Grieving is hard (the pain, depression, emptiness, anger, PTSD-like flashbacks, etc, etc, etc).

Grieving itself is not hard to do though. In fact, it is easier to do than to intentionally work on correcting or healing those wounds caused by grief or the events leading up to it (damaged relationships, neglected relationships, forming some kind of routine that feels normal, focusing on what you have to feel blessed about rather than the loss, etc, etc, etc).

How is that for a trap? It is the most terrible thing ever and while it is natural and necessary, aspects of it continue to erode and harm. And yet it is easier to succumb to it than it is to fight it.

And I don't buy the talk about not getting through it until you "embrace it" and whatever other fluffy spins people may put on it. I get that it is natural and necessary, but it is just another necessary struggle in an already long list of struggles.

Now only if I could start fighting the fights that I want to fight instead of this one...

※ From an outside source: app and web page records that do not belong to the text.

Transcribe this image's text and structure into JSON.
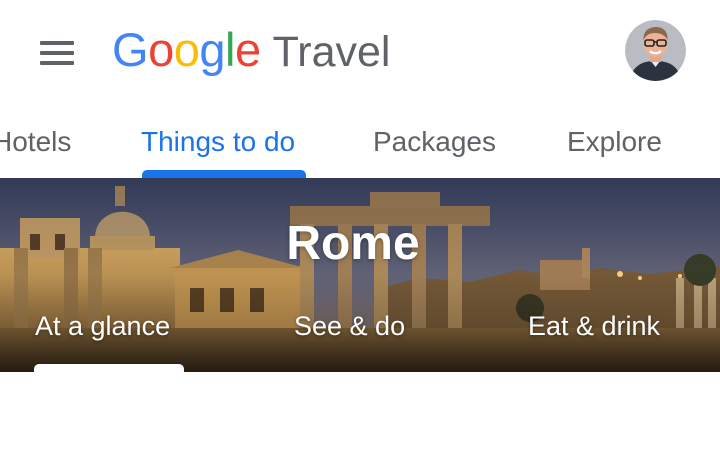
{
  "header": {
    "logo_letters": [
      {
        "char": "G",
        "color": "#4285f4"
      },
      {
        "char": "o",
        "color": "#ea4335"
      },
      {
        "char": "o",
        "color": "#fbbc05"
      },
      {
        "char": "g",
        "color": "#4285f4"
      },
      {
        "char": "l",
        "color": "#34a853"
      },
      {
        "char": "e",
        "color": "#ea4335"
      }
    ],
    "product": "Travel",
    "menu_icon": "hamburger-menu-icon",
    "avatar_icon": "user-avatar"
  },
  "tabs": [
    {
      "label": "Hotels",
      "active": false
    },
    {
      "label": "Things to do",
      "active": true
    },
    {
      "label": "Packages",
      "active": false
    },
    {
      "label": "Explore",
      "active": false
    }
  ],
  "hero": {
    "title": "Rome",
    "tabs": [
      {
        "label": "At a glance",
        "active": true
      },
      {
        "label": "See & do",
        "active": false
      },
      {
        "label": "Eat & drink",
        "active": false
      }
    ]
  },
  "colors": {
    "accent": "#1a73e8",
    "text_secondary": "#5f6368"
  }
}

This was shaping up to be a hectic and busy day before it started. We have landscapers coming this morning to begin a total re-landscape of our backyard. We are thrilled to have it done, but have just a little reason to be a bit concerned about how smoothly things might go. Susan has a busy day with the girls *and* is scrambling to prepare to leave on a trip with them very early tomorrow morning. I've got too much on my plate and we are in our most critical crunch time of any project. Lauren woke up screaming and cranky. Julia broke down and sobbed because we told her Susan can't sit next to her on the airplane at takeoff (the three of them are flying on a small jet configured with two seats on either side of the aisle). She just sobbed but couldn't articulate what made her upset about that.

So that is how today was shaping up. Then I sat down a little early to work and my Outlook calendar decided it should remind me that it is one week until Nathan's birthday. Like I needed the reminder.

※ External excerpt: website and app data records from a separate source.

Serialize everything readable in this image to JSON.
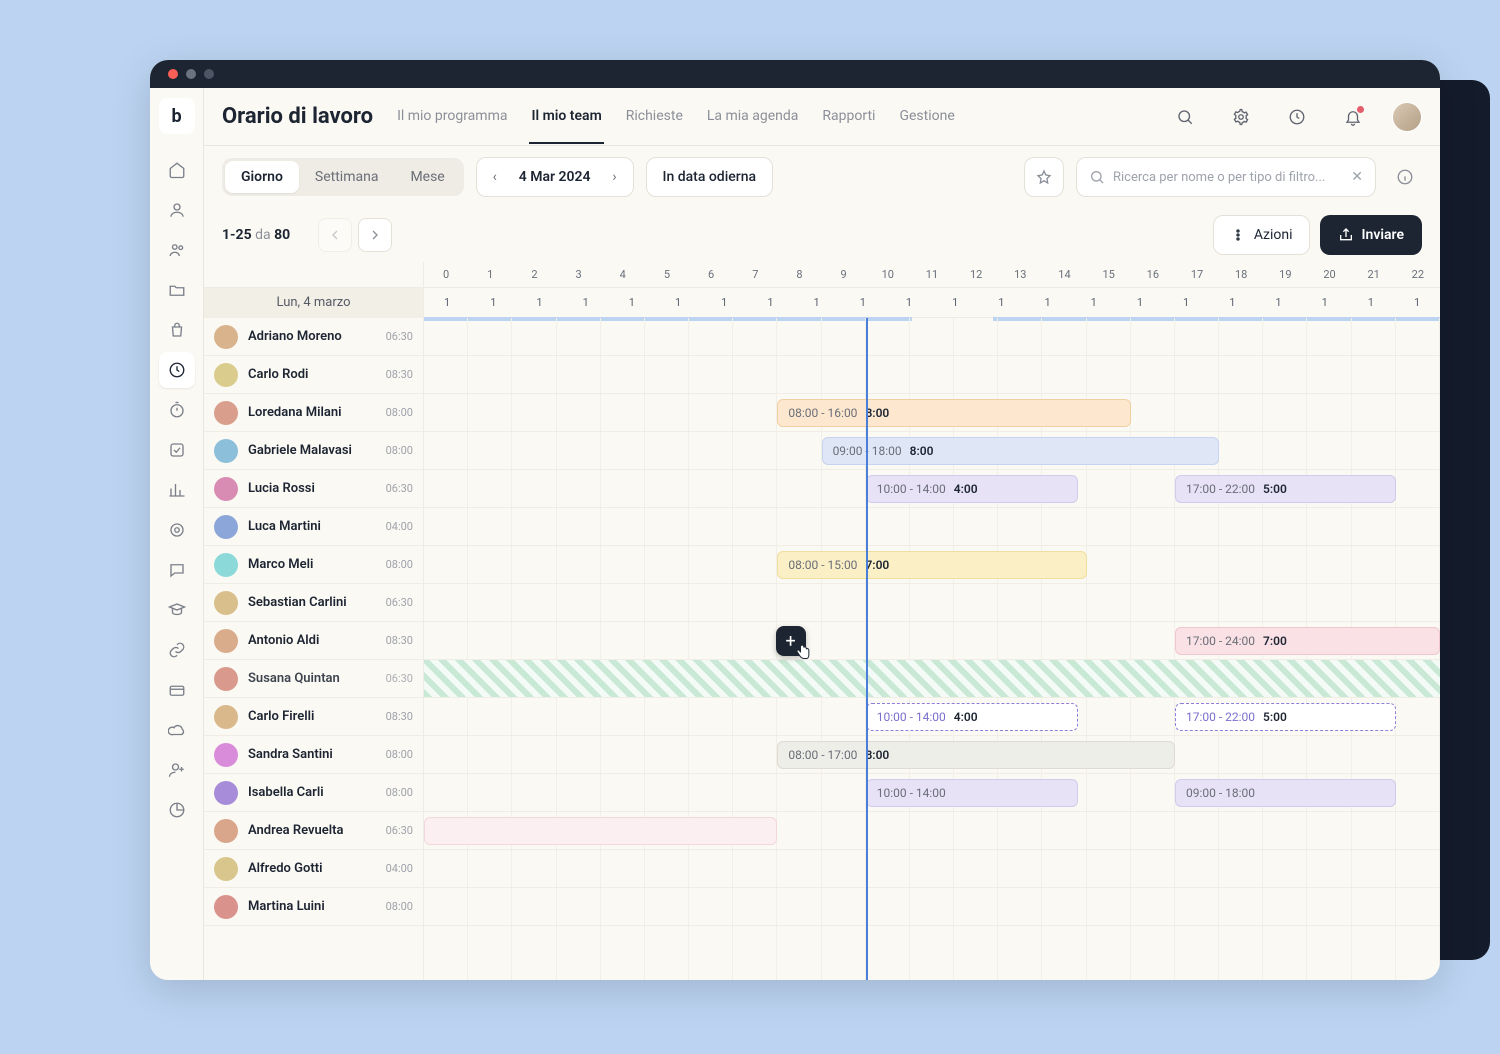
{
  "header": {
    "title": "Orario di lavoro",
    "tabs": [
      {
        "label": "Il mio programma",
        "active": false
      },
      {
        "label": "Il mio team",
        "active": true
      },
      {
        "label": "Richieste",
        "active": false
      },
      {
        "label": "La mia agenda",
        "active": false
      },
      {
        "label": "Rapporti",
        "active": false
      },
      {
        "label": "Gestione",
        "active": false
      }
    ]
  },
  "toolbar": {
    "segments": [
      {
        "label": "Giorno",
        "active": true
      },
      {
        "label": "Settimana",
        "active": false
      },
      {
        "label": "Mese",
        "active": false
      }
    ],
    "date": "4 Mar 2024",
    "today": "In data odierna",
    "search_placeholder": "Ricerca per nome o per tipo di filtro..."
  },
  "actionbar": {
    "range_from": "1-25",
    "range_sep": "da",
    "range_total": "80",
    "actions_label": "Azioni",
    "send_label": "Inviare"
  },
  "schedule": {
    "date_header": "Lun, 4 marzo",
    "hours": [
      "0",
      "1",
      "2",
      "3",
      "4",
      "5",
      "6",
      "7",
      "8",
      "9",
      "10",
      "11",
      "12",
      "13",
      "14",
      "15",
      "16",
      "17",
      "18",
      "19",
      "20",
      "21",
      "22"
    ],
    "counts": [
      "1",
      "1",
      "1",
      "1",
      "1",
      "1",
      "1",
      "1",
      "1",
      "1",
      "1",
      "1",
      "1",
      "1",
      "1",
      "1",
      "1",
      "1",
      "1",
      "1",
      "1",
      "1"
    ],
    "count_strips": [
      {
        "left": 0.0,
        "width": 0.48
      },
      {
        "left": 0.56,
        "width": 0.44
      }
    ],
    "now_hour": 10.0,
    "people": [
      {
        "name": "Adriano Moreno",
        "time": "06:30",
        "avatar_hue": 30
      },
      {
        "name": "Carlo Rodi",
        "time": "08:30",
        "avatar_hue": 50
      },
      {
        "name": "Loredana Milani",
        "time": "08:00",
        "avatar_hue": 15
      },
      {
        "name": "Gabriele Malavasi",
        "time": "08:00",
        "avatar_hue": 200
      },
      {
        "name": "Lucia Rossi",
        "time": "06:30",
        "avatar_hue": 330
      },
      {
        "name": "Luca Martini",
        "time": "04:00",
        "avatar_hue": 220
      },
      {
        "name": "Marco Meli",
        "time": "08:00",
        "avatar_hue": 180
      },
      {
        "name": "Sebastian Carlini",
        "time": "06:30",
        "avatar_hue": 40
      },
      {
        "name": "Antonio Aldi",
        "time": "08:30",
        "avatar_hue": 25
      },
      {
        "name": "Susana Quintan",
        "time": "06:30",
        "avatar_hue": 10,
        "hatched": true
      },
      {
        "name": "Carlo Firelli",
        "time": "08:30",
        "avatar_hue": 35
      },
      {
        "name": "Sandra Santini",
        "time": "08:00",
        "avatar_hue": 300
      },
      {
        "name": "Isabella Carli",
        "time": "08:00",
        "avatar_hue": 260
      },
      {
        "name": "Andrea Revuelta",
        "time": "06:30",
        "avatar_hue": 20
      },
      {
        "name": "Alfredo Gotti",
        "time": "04:00",
        "avatar_hue": 45
      },
      {
        "name": "Martina Luini",
        "time": "08:00",
        "avatar_hue": 5
      }
    ],
    "shifts": [
      {
        "row": 2,
        "start": 8,
        "end": 16,
        "style": "orange",
        "label_time": "08:00 - 16:00",
        "label_dur": "8:00"
      },
      {
        "row": 3,
        "start": 9,
        "end": 18,
        "style": "blue",
        "label_time": "09:00 - 18:00",
        "label_dur": "8:00"
      },
      {
        "row": 4,
        "start": 10,
        "end": 14.8,
        "style": "purple",
        "label_time": "10:00 - 14:00",
        "label_dur": "4:00"
      },
      {
        "row": 4,
        "start": 17,
        "end": 22,
        "style": "purple",
        "label_time": "17:00 - 22:00",
        "label_dur": "5:00"
      },
      {
        "row": 6,
        "start": 8,
        "end": 15,
        "style": "yellow",
        "label_time": "08:00 - 15:00",
        "label_dur": "7:00"
      },
      {
        "row": 8,
        "start": 17,
        "end": 23,
        "style": "pink",
        "label_time": "17:00 - 24:00",
        "label_dur": "7:00"
      },
      {
        "row": 10,
        "start": 10,
        "end": 14.8,
        "style": "dashed-purple",
        "label_time": "10:00 - 14:00",
        "label_dur": "4:00"
      },
      {
        "row": 10,
        "start": 17,
        "end": 22,
        "style": "dashed-purple",
        "label_time": "17:00 - 22:00",
        "label_dur": "5:00"
      },
      {
        "row": 11,
        "start": 8,
        "end": 17,
        "style": "grey",
        "label_time": "08:00 - 17:00",
        "label_dur": "8:00"
      },
      {
        "row": 12,
        "start": 10,
        "end": 14.8,
        "style": "purple",
        "label_time": "10:00 - 14:00",
        "label_dur": ""
      },
      {
        "row": 12,
        "start": 17,
        "end": 22,
        "style": "purple",
        "label_time": "09:00 - 18:00",
        "label_dur": ""
      },
      {
        "row": 13,
        "start": 0,
        "end": 8,
        "style": "pink-soft",
        "label_time": "",
        "label_dur": ""
      }
    ],
    "add_button_row": 8,
    "add_button_hour": 8.3
  }
}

People talk about "the stages of grief". The most well-know model is probably that known as the Kubler-Ross model. I don't actually know too much about the model. I do know that labeling things as "stages" seems to imply an ordered progression through grief. That isn't at all what it is really like, of course. I can identify with some of the things labeled as stages, but there is no progression. And, for me at least, I jump all over the place and revisit many "places" I have already been.

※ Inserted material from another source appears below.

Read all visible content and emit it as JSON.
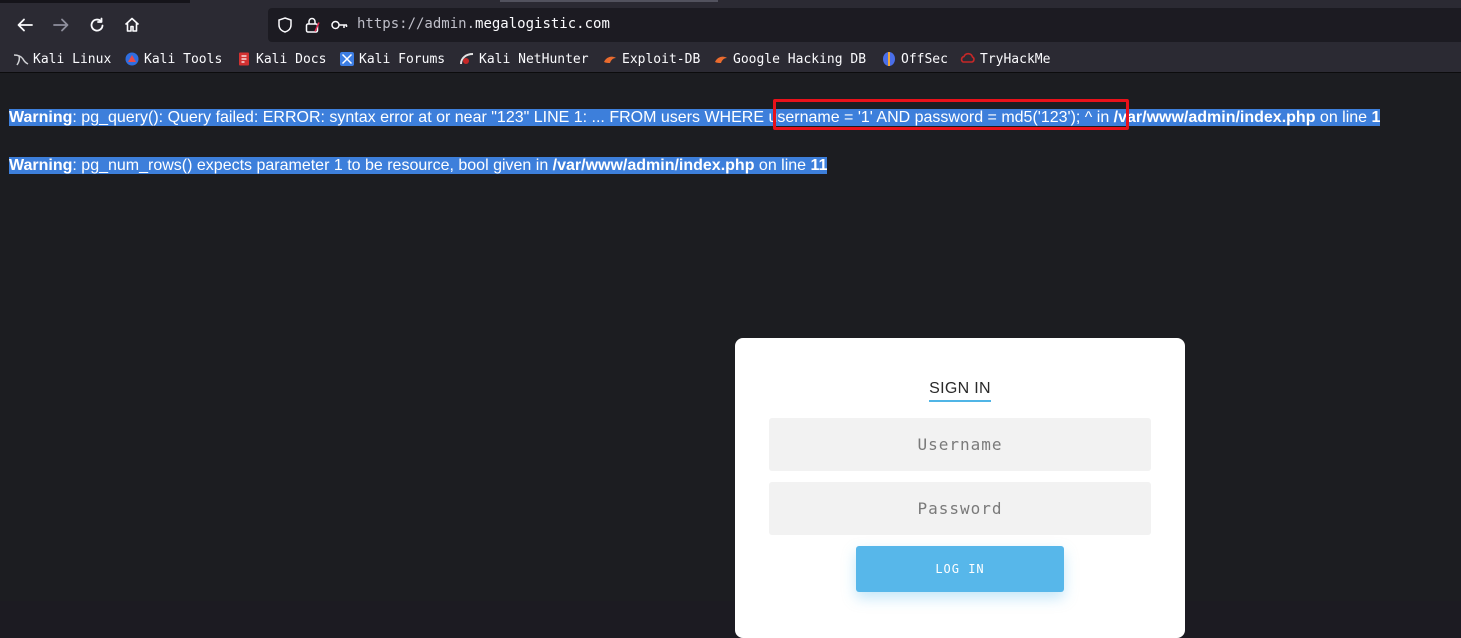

Currently I'm experiencing something that I can only explain as panic attacks. Most of the time there isn't anything specific I'm tense about. I'll just be going about my business and my heart will begin to race, my stomach will turn over like people describe as butterflies and I'll feel something like extreme tension that comes from stress. It is like nerves leading up to public speaking multiplied by 1000. Sometimes it just comes on out of nowhere, but when that is happening I can be sure that uncomfortable work situations or other interactions (with family or otherwise) will set it off. I felt this way for about 2 weeks last month and then it went away. Now it is back. And it sucks. Big time.